> MATERIAL FOR THE TASK
########################################
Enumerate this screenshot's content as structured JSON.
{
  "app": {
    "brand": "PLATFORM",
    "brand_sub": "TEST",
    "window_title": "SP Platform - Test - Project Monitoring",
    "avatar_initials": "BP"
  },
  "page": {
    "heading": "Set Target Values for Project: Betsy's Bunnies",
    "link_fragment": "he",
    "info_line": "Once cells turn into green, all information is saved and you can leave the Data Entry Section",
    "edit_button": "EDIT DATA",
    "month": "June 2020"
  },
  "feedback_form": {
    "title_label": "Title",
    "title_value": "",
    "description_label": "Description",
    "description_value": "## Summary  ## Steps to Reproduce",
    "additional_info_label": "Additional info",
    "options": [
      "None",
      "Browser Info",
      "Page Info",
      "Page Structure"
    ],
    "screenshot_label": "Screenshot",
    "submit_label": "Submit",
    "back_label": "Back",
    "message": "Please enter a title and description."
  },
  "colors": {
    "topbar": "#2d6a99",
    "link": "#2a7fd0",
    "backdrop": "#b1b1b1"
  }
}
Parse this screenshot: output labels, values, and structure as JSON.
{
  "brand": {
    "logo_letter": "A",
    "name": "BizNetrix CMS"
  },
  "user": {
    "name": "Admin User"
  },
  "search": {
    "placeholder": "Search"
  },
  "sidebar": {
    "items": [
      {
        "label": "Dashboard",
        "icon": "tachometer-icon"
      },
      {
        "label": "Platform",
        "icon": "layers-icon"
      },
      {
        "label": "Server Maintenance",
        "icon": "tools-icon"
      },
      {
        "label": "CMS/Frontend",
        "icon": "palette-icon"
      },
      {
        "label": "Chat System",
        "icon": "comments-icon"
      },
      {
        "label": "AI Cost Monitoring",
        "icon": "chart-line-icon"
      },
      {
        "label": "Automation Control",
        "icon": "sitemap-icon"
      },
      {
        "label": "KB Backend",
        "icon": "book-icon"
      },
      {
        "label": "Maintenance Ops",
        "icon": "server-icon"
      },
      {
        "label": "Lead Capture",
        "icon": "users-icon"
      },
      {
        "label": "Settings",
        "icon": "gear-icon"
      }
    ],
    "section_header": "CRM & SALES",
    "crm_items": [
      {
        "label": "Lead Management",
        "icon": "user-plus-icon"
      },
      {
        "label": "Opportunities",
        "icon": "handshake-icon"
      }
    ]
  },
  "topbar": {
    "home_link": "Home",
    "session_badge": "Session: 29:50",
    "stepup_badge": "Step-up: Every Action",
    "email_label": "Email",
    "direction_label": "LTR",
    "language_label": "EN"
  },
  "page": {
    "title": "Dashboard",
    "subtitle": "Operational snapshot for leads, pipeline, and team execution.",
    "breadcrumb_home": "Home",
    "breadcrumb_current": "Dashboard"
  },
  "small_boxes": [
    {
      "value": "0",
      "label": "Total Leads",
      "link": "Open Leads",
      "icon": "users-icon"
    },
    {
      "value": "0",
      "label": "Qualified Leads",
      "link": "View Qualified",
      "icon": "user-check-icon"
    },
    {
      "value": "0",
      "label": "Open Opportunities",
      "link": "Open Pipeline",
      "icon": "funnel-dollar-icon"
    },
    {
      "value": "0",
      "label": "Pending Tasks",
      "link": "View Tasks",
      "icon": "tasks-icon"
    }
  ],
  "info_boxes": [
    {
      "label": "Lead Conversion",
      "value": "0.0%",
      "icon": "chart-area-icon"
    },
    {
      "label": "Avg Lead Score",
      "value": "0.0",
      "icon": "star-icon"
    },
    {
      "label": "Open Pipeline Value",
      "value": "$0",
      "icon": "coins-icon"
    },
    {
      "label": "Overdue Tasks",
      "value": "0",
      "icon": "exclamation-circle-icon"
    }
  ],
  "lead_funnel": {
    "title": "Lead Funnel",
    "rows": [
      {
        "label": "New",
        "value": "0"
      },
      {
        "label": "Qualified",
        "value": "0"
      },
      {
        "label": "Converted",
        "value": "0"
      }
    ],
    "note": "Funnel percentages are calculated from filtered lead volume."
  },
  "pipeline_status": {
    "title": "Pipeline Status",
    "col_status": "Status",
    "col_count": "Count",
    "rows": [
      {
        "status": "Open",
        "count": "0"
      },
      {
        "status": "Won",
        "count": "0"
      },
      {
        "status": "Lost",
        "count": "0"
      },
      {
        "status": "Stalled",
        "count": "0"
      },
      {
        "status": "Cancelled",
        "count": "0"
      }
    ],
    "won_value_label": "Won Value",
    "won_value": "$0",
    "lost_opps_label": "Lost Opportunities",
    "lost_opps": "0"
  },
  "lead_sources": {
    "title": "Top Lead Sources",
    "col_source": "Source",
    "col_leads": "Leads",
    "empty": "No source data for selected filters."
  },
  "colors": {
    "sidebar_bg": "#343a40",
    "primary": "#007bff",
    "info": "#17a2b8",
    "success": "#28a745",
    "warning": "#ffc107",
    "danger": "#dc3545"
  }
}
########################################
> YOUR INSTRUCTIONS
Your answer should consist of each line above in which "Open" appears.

> YOUR RESPONSE
      "link": "Open Leads",
      "label": "Open Opportunities",
      "link": "Open Pipeline",
      "label": "Open Pipeline Value",
        "status": "Open",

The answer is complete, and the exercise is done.